  • I agree with Sue that events like BH should continue in bad weather if they can. My horse likes wet going and we’ve have had good placings getting round the course (with a rubbish dressage mark) when the rest of the field have withdrawn from the jumping!

  • Tricky one, but I do think that social media fuels the fire as such on this one. Thinking specifically about Tweseldown and Oasby where pictures were posted that showed the worse of the conditions and when you are sat at home the day before an event it can be very very off putting!!!!

  • Well said! Damned if they do; and damned if they don’t. Social media is however very useful to inform when events are cancelled rather than driving 3 hours to find out!

    Agree BH made the right call. Hope they can recoup the ground before August.

  • I wholeheartedly agree! I was disgusted to read some of the comments made after last weekend’s abandonment.
    Some riders seem to think that organisers should have a crystal ball and predict the weather weeks in advance. After all the hard work that goes into getting an event running it is heartbreaking to have to cancel.
    The effort that goes into getting an event running should NEVER be under estimated!
    Riders should be VERY VERY grateful to all the organisers, volunteers, etc. who give so freely of their time to help you enjoy our wonderful sport!

    • I too wholeheartedly agree with the article and Mike’s comments. Some competitors simply do not realise or appreciate the weeks of work and cost that goes into preparing for an event and how devasting it is to put all that effort in and then have the hard decision made not to run an event. It’s not just the weeks of preparation but the time spent after in trying to put right the damage caused to the ground for the Landowner who without them we wouldn’t be able to run these events.

  • Good article … I hate seeing organisers/landowners blamed in the aftermath of an event, and particularly when the land has been trashed like Borde Hill was yesterday. Personally I probably wouldn’t have run a green horse in those conditions, but my experienced horse jumped clear in the XC with just a pole in the SJ and although it was more difficult, that’s what eventing is about. In fact I think it is surprising just how well horses do cope in muddy conditions … much better than I anticipated.
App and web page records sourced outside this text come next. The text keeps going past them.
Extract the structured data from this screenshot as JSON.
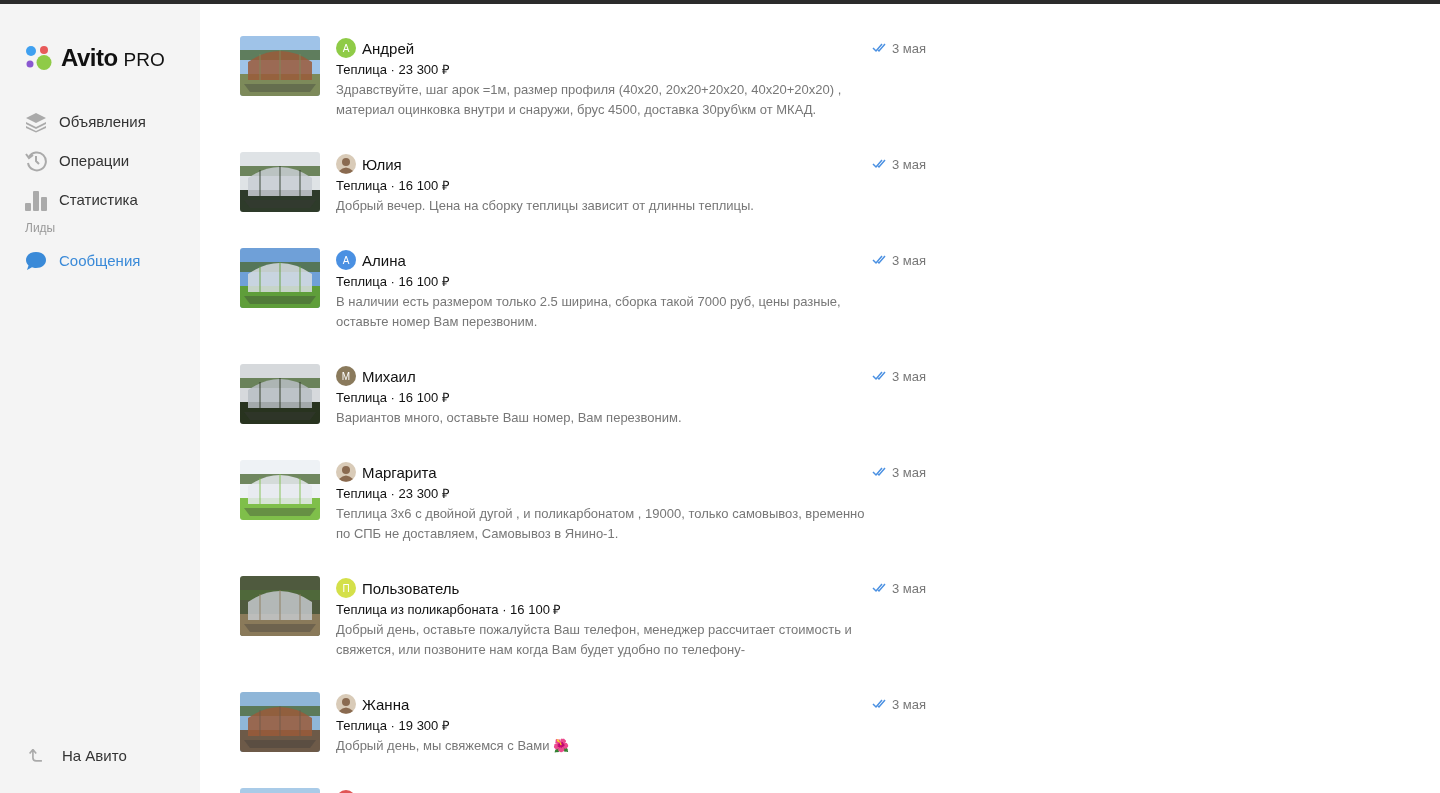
{
  "logo": {
    "brand": "Avito",
    "suffix": "PRO"
  },
  "sidebar": {
    "items": [
      {
        "label": "Объявления",
        "selected": false
      },
      {
        "label": "Операции",
        "selected": false
      },
      {
        "label": "Статистика",
        "selected": false
      }
    ],
    "section": "Лиды",
    "section_items": [
      {
        "label": "Сообщения",
        "selected": true
      }
    ],
    "footer_link": "На Авито"
  },
  "messages": [
    {
      "avatar": {
        "kind": "letter",
        "letter": "А",
        "color": "#8fcb47"
      },
      "name": "Андрей",
      "ad": "Теплица · 23 300 ₽",
      "text": "Здравствуйте, шаг арок =1м, размер профиля (40х20, 20х20+20х20, 40х20+20х20) , материал оцинковка внутри и снаружи, брус 4500, доставка 30руб\\км от МКАД.",
      "read": true,
      "date": "3 мая"
    },
    {
      "name": "Юлия",
      "ad": "Теплица · 16 100 ₽",
      "text": "Добрый вечер. Цена на сборку теплицы зависит от длинны теплицы.",
      "read": true,
      "date": "3 мая"
    },
    {
      "avatar": {
        "kind": "letter",
        "letter": "А",
        "color": "#4a90e2"
      },
      "name": "Алина",
      "ad": "Теплица · 16 100 ₽",
      "text": "В наличии есть размером только 2.5 ширина, сборка такой 7000 руб, цены разные, оставьте номер Вам перезвоним.",
      "read": true,
      "date": "3 мая"
    },
    {
      "avatar": {
        "kind": "letter",
        "letter": "М",
        "color": "#8a7a5c"
      },
      "name": "Михаил",
      "ad": "Теплица · 16 100 ₽",
      "text": "Вариантов много, оставьте Ваш номер, Вам перезвоним.",
      "read": true,
      "date": "3 мая"
    },
    {
      "name": "Маргарита",
      "ad": "Теплица · 23 300 ₽",
      "text": "Теплица 3х6 с двойной дугой , и поликарбонатом , 19000, только самовывоз, временно по СПБ не доставляем, Самовывоз в Янино-1.",
      "read": true,
      "date": "3 мая"
    },
    {
      "avatar": {
        "kind": "letter",
        "letter": "П",
        "color": "#d4e04a"
      },
      "name": "Пользователь",
      "ad": "Теплица из поликарбоната · 16 100 ₽",
      "text": "Добрый день, оставьте пожалуйста Ваш телефон, менеджер рассчитает стоимость и свяжется, или позвоните нам когда Вам будет удобно по телефону-",
      "read": true,
      "date": "3 мая"
    },
    {
      "name": "Жанна",
      "ad": "Теплица · 19 300 ₽",
      "text": "Добрый день, мы свяжемся с Вами 🌺",
      "read": true,
      "date": "3 мая"
    },
    {
      "avatar": {
        "kind": "dot",
        "color": "#e05555"
      }
    }
  ]
}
    The whole place was muddy, even inside the secretary’s tent so I would like to say thank you to everyone involved in running Borde Hill, your huge efforts are greatly appreciated!